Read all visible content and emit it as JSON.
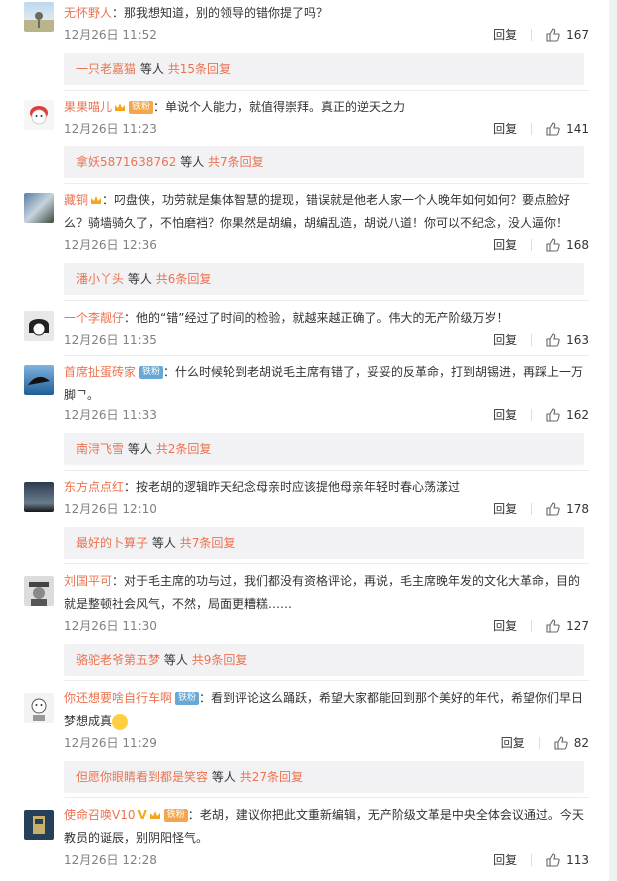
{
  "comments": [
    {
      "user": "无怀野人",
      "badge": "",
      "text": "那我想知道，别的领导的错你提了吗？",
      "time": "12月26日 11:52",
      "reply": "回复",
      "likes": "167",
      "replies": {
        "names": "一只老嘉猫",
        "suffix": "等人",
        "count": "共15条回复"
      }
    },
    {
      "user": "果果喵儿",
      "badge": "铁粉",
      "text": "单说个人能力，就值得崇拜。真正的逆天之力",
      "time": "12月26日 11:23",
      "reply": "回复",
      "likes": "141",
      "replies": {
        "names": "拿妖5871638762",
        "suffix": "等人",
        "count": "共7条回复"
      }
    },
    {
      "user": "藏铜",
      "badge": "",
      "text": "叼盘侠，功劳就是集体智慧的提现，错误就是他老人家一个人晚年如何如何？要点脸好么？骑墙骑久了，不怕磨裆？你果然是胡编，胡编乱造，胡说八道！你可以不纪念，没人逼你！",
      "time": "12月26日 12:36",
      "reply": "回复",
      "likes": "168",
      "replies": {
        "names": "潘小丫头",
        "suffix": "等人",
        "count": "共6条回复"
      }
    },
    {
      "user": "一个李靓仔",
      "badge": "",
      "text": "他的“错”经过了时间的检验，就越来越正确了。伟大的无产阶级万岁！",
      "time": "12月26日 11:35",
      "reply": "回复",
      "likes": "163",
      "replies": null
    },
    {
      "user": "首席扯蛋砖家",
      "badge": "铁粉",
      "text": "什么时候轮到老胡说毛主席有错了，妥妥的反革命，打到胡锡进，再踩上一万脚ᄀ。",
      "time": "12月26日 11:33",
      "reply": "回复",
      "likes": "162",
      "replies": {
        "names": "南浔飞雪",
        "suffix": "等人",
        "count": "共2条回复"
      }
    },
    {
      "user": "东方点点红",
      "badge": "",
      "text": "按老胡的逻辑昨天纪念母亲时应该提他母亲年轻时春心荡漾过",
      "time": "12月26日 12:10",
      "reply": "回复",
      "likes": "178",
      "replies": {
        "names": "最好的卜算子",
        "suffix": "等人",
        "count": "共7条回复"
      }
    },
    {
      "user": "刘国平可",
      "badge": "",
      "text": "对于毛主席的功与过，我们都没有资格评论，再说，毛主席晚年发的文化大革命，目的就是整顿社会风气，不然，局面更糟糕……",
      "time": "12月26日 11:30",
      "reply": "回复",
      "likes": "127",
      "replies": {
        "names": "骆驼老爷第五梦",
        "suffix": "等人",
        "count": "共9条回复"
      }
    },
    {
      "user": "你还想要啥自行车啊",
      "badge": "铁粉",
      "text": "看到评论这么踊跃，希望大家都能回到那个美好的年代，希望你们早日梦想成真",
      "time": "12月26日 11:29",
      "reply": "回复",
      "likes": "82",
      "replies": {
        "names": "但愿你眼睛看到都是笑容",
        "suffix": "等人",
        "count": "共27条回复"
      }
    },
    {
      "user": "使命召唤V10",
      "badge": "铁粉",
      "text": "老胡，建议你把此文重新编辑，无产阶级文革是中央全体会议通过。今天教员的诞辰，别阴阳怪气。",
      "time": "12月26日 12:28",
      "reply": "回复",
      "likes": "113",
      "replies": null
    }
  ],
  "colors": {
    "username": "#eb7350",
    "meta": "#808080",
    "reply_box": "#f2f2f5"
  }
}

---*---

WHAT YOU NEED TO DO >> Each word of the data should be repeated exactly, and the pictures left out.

SOLUTION FOR THIS TASK >>
Read all visible content and emit it as JSON.
{
  "comments": [
    {
      "user": "无怀野人",
      "badge": "",
      "text": "那我想知道，别的领导的错你提了吗？",
      "time": "12月26日 11:52",
      "reply": "回复",
      "likes": "167",
      "replies": {
        "names": "一只老嘉猫",
        "suffix": "等人",
        "count": "共15条回复"
      }
    },
    {
      "user": "果果喵儿",
      "badge": "铁粉",
      "text": "单说个人能力，就值得崇拜。真正的逆天之力",
      "time": "12月26日 11:23",
      "reply": "回复",
      "likes": "141",
      "replies": {
        "names": "拿妖5871638762",
        "suffix": "等人",
        "count": "共7条回复"
      }
    },
    {
      "user": "藏铜",
      "badge": "",
      "text": "叼盘侠，功劳就是集体智慧的提现，错误就是他老人家一个人晚年如何如何？要点脸好么？骑墙骑久了，不怕磨裆？你果然是胡编，胡编乱造，胡说八道！你可以不纪念，没人逼你！",
      "time": "12月26日 12:36",
      "reply": "回复",
      "likes": "168",
      "replies": {
        "names": "潘小丫头",
        "suffix": "等人",
        "count": "共6条回复"
      }
    },
    {
      "user": "一个李靓仔",
      "badge": "",
      "text": "他的“错”经过了时间的检验，就越来越正确了。伟大的无产阶级万岁！",
      "time": "12月26日 11:35",
      "reply": "回复",
      "likes": "163",
      "replies": null
    },
    {
      "user": "首席扯蛋砖家",
      "badge": "铁粉",
      "text": "什么时候轮到老胡说毛主席有错了，妥妥的反革命，打到胡锡进，再踩上一万脚ᄀ。",
      "time": "12月26日 11:33",
      "reply": "回复",
      "likes": "162",
      "replies": {
        "names": "南浔飞雪",
        "suffix": "等人",
        "count": "共2条回复"
      }
    },
    {
      "user": "东方点点红",
      "badge": "",
      "text": "按老胡的逻辑昨天纪念母亲时应该提他母亲年轻时春心荡漾过",
      "time": "12月26日 12:10",
      "reply": "回复",
      "likes": "178",
      "replies": {
        "names": "最好的卜算子",
        "suffix": "等人",
        "count": "共7条回复"
      }
    },
    {
      "user": "刘国平可",
      "badge": "",
      "text": "对于毛主席的功与过，我们都没有资格评论，再说，毛主席晚年发的文化大革命，目的就是整顿社会风气，不然，局面更糟糕……",
      "time": "12月26日 11:30",
      "reply": "回复",
      "likes": "127",
      "replies": {
        "names": "骆驼老爷第五梦",
        "suffix": "等人",
        "count": "共9条回复"
      }
    },
    {
      "user": "你还想要啥自行车啊",
      "badge": "铁粉",
      "text": "看到评论这么踊跃，希望大家都能回到那个美好的年代，希望你们早日梦想成真",
      "time": "12月26日 11:29",
      "reply": "回复",
      "likes": "82",
      "replies": {
        "names": "但愿你眼睛看到都是笑容",
        "suffix": "等人",
        "count": "共27条回复"
      }
    },
    {
      "user": "使命召唤V10",
      "badge": "铁粉",
      "text": "老胡，建议你把此文重新编辑，无产阶级文革是中央全体会议通过。今天教员的诞辰，别阴阳怪气。",
      "time": "12月26日 12:28",
      "reply": "回复",
      "likes": "113",
      "replies": null
    }
  ],
  "colors": {
    "username": "#eb7350",
    "meta": "#808080",
    "reply_box": "#f2f2f5"
  }
}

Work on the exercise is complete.